SAN RAFAEL (AP) — Prosecutors on Friday called suspected serial murderer Joseph Naso a "sexual deviant" who drugged his victims before he photographed them, strangled them to death and dumped their naked bodies in rural Northern California areas.
In a short, concise closing argument following more than a week of testimony, Marin County prosecutor Dori Ahana painted a picture of Naso as someone who lured prostitutes with alcohol and drugs before drugging them unconscious and imprisoning them by bind and gag.
"There was dehumanization by the defendant of women," Ahana said at Naso's preliminary hearing.
Prosecutors presented dozens of photographs, including two of his alleged victims, showing images of women who appear unconscious or dead, some splayed in what one investigator called "unnatural positions."
Ahana said Naso's keeping of newspaper articles of the slayings along with pictures in a safety deposit box showed the Reno, Nev., man kept mementos of his conquests.
He has pleaded not guilty to killing the four women — Roxene Roggasch, Carmen Colon, Pamela Parsons and Tracy Tafoya — in the 1970s and 1990s. All of the victims showed some evidence of having been strangled, and prosecutors discovered DNA matching the profile of Naso on the stockings of one victim, Roggasch.
Sitting alone at the defense table, his handwritten notes splayed on the table in front of him, the 78-year-old photographer who is representing himself responded by saying used his "power of rapport" with women to make them comfortable enough to pose nude or in lingerie, and denied killing any of the victims he is charged with slaying.
Staring at Ahana and prosecutor Rosemary Slote, Naso boasted.
"I could probably get half the women in this room to disrobe voluntarily," Naso said, explaining that he did not have to coerce women to do his bidding for photographs.
The judge scolded Naso to stop looking at the prosecutor and made the defendant deliver the rest of his remarks to the judge.
Naso is scheduled to finish his closing arguments Monday, after which the judge will determine if prosecutors presented enough evidence to make Naso stand trial.
Naso denied that he used drugs to knock out women, saying in his closing argument, "I don't know a drug from a potato."
"I have the technique, the talent. I don't have to look for models, they look for me," Naso said.
Ahana noted the copious journals and calendars Naso kept that noted meetings with Tafoya and Parsons around the times of their deaths in Yuba County, a rural northern California area.
Naso said his lists and calendars were merely notes about models, and he argued that most of the models seen in his pictures "are alive and well."
All except one: Parsons.
Naso said he came upon Parsons on the road when he lived in Yuba City in the 1990s.
"I admit she was hitchhiking.
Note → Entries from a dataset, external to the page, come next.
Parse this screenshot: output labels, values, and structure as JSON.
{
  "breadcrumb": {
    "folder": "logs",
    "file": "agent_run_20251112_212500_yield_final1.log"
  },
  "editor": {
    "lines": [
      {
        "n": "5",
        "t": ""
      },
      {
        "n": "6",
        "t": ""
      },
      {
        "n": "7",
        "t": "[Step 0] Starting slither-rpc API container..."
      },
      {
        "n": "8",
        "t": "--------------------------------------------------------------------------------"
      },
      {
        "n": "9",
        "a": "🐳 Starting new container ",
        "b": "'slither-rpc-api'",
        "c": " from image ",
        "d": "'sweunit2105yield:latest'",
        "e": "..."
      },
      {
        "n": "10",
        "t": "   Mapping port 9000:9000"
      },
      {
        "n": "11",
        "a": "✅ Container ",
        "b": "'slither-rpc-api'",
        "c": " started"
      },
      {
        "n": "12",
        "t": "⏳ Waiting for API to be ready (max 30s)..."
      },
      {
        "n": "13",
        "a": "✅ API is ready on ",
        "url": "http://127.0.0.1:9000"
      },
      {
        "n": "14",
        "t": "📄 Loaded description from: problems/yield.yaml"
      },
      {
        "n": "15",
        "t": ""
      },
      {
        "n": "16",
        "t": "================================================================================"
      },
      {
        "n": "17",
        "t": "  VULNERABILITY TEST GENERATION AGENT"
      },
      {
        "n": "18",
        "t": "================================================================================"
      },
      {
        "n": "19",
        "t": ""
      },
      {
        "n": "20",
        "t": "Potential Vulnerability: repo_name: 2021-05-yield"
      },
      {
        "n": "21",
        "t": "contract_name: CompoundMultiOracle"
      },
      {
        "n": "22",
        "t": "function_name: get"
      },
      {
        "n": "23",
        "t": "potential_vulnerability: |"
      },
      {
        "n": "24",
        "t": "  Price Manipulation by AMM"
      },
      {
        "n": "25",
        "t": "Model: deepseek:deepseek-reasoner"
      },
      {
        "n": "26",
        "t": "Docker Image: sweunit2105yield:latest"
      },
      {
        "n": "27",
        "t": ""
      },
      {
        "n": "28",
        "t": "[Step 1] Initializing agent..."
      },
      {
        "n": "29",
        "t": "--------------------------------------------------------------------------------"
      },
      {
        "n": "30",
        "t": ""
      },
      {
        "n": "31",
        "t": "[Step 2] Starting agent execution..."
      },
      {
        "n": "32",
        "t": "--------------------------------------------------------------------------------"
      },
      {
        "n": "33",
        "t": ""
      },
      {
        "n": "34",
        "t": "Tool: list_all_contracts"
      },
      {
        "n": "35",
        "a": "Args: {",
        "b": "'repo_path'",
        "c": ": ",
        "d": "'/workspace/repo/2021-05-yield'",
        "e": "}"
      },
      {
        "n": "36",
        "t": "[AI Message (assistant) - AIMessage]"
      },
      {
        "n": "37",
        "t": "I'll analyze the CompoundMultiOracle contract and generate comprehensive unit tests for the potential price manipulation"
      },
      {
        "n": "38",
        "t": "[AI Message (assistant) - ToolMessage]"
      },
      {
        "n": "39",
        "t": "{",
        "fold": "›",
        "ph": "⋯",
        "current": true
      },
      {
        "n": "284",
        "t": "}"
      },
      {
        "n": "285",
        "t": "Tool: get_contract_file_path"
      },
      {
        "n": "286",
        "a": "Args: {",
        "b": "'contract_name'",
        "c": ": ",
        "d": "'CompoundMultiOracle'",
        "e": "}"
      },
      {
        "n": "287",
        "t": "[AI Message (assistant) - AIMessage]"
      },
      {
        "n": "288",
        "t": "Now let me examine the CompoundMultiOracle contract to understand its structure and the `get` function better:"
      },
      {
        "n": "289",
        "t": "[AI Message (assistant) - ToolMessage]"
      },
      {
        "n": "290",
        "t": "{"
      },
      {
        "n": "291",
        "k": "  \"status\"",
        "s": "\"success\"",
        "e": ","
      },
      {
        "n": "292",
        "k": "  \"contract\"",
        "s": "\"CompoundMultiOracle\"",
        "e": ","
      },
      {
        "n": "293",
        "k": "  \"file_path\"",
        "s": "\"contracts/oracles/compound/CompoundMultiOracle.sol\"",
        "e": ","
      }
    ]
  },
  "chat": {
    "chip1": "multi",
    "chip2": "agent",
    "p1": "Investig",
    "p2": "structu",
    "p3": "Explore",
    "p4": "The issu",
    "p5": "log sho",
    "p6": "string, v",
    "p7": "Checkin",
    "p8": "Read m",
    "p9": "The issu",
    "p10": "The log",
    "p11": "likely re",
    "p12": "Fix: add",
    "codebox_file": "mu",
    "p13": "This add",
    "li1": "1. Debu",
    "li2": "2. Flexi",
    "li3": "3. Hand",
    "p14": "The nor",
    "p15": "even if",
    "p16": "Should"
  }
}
She wanted to come to my home for sex, but I wasn't interested in sex," Naso said. "But I said 'she has nice legs,' she can model for me."
But Naso denied that he abused women in any way, even the alleged victims.
"Of course you can't talk to these four women who are deceased to ask if I laid a hand on them," he said.
But prosecutors talked to a woman who had dated and posed for Naso, and an inspector Friday presented evidence that Naso choked the former girlfriend, scaring her and her child.
Veteran Marin County inspector Michael McBride said an interview with the son of the former girlfriend, who is not being identified because she is a possible sexual assault victim, revealed he heard "choking sounds" coming from his mother's room one night during a Naso visit.
The son told McBride his mother was sleeping on the couch when he awoke in the morning, and he asked her why.
"She said Mr. Naso got drunk and wanted sex and wanted her unconscious, so he started choking her, so she went out on the couch," McBride testified.
Prosecutors have also presented evidence that Naso liked to drug or choke women, and investigators found photos in his home of at least two of his victims appearing dead or unconscious.
Joseph Naso objected to McBride's testimony about the choking, saying the son's memories were hearsay and the sounds the son heard could have been anything.
"Could it have been coughing?" Joseph Naso asked McBride.
"He did not describe it as coughing," McBride said.